- Work instructions -
Exclude the pictures, then restate every entry below exactly.

--*--

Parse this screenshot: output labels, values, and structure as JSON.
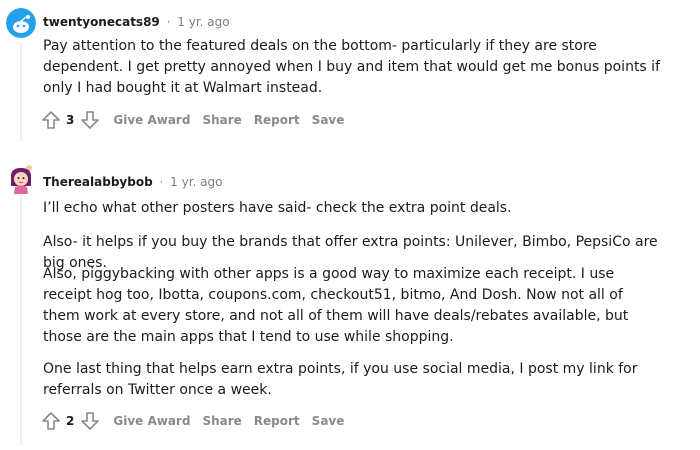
{
  "comments": [
    {
      "username": "twentyonecats89",
      "time": "1 yr. ago",
      "paragraphs": [
        "Pay attention to the featured deals on the bottom- particularly if they are store dependent. I get pretty annoyed when I buy and item that would get me bonus points if only I had bought it at Walmart instead."
      ],
      "score": "3",
      "actions": {
        "award": "Give Award",
        "share": "Share",
        "report": "Report",
        "save": "Save"
      },
      "avatar_icon": "snoo-avatar-icon"
    },
    {
      "username": "Therealabbybob",
      "time": "1 yr. ago",
      "paragraphs": [
        "I’ll echo what other posters have said- check the extra point deals.",
        "Also- it helps if you buy the brands that offer extra points: Unilever, Bimbo, PepsiCo are big ones.",
        "Also, piggybacking with other apps is a good way to maximize each receipt. I use receipt hog too, Ibotta, coupons.com, checkout51, bitmo, And Dosh. Now not all of them work at every store, and not all of them will have deals/rebates available, but those are the main apps that I tend to use while shopping.",
        "One last thing that helps earn extra points, if you use social media, I post my link for referrals on Twitter once a week."
      ],
      "score": "2",
      "actions": {
        "award": "Give Award",
        "share": "Share",
        "report": "Report",
        "save": "Save"
      },
      "avatar_icon": "character-avatar-icon"
    }
  ],
  "separator": "·",
  "colors": {
    "text": "#1c1c1c",
    "meta": "#878a8c",
    "thread_line": "#edeff1",
    "avatar1_bg": "#24a0ed"
  }
}
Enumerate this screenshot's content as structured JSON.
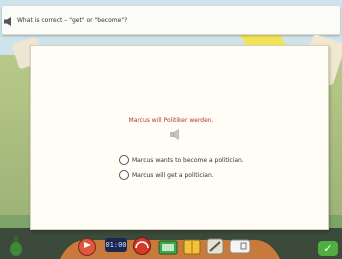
{
  "question": {
    "text": "What is correct – \"get\" or \"become\"?"
  },
  "exercise": {
    "prompt": "Marcus will Politiker werden.",
    "options": [
      {
        "label": "Marcus wants to become a politician."
      },
      {
        "label": "Marcus will get a politician."
      }
    ]
  },
  "toolbar": {
    "clock": "01:00"
  },
  "icons": {
    "question_speaker": "speaker-icon",
    "prompt_speaker": "speaker-icon",
    "check": "checkmark-icon"
  },
  "colors": {
    "prompt": "#b03a2e",
    "check_button": "#4fae3f"
  }
}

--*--

- Written solution -
Parse this screenshot: output labels, values, and structure as JSON.
{
  "comments": [
    {
      "username": "twentyonecats89",
      "time": "1 yr. ago",
      "paragraphs": [
        "Pay attention to the featured deals on the bottom- particularly if they are store dependent. I get pretty annoyed when I buy and item that would get me bonus points if only I had bought it at Walmart instead."
      ],
      "score": "3",
      "actions": {
        "award": "Give Award",
        "share": "Share",
        "report": "Report",
        "save": "Save"
      },
      "avatar_icon": "snoo-avatar-icon"
    },
    {
      "username": "Therealabbybob",
      "time": "1 yr. ago",
      "paragraphs": [
        "I’ll echo what other posters have said- check the extra point deals.",
        "Also- it helps if you buy the brands that offer extra points: Unilever, Bimbo, PepsiCo are big ones.",
        "Also, piggybacking with other apps is a good way to maximize each receipt. I use receipt hog too, Ibotta, coupons.com, checkout51, bitmo, And Dosh. Now not all of them work at every store, and not all of them will have deals/rebates available, but those are the main apps that I tend to use while shopping.",
        "One last thing that helps earn extra points, if you use social media, I post my link for referrals on Twitter once a week."
      ],
      "score": "2",
      "actions": {
        "award": "Give Award",
        "share": "Share",
        "report": "Report",
        "save": "Save"
      },
      "avatar_icon": "character-avatar-icon"
    }
  ],
  "separator": "·",
  "colors": {
    "text": "#1c1c1c",
    "meta": "#878a8c",
    "thread_line": "#edeff1",
    "avatar1_bg": "#24a0ed"
  }
}
Enumerate this screenshot's content as structured JSON.
{
  "question": {
    "text": "What is correct – \"get\" or \"become\"?"
  },
  "exercise": {
    "prompt": "Marcus will Politiker werden.",
    "options": [
      {
        "label": "Marcus wants to become a politician."
      },
      {
        "label": "Marcus will get a politician."
      }
    ]
  },
  "toolbar": {
    "clock": "01:00"
  },
  "icons": {
    "question_speaker": "speaker-icon",
    "prompt_speaker": "speaker-icon",
    "check": "checkmark-icon"
  },
  "colors": {
    "prompt": "#b03a2e",
    "check_button": "#4fae3f"
  }
}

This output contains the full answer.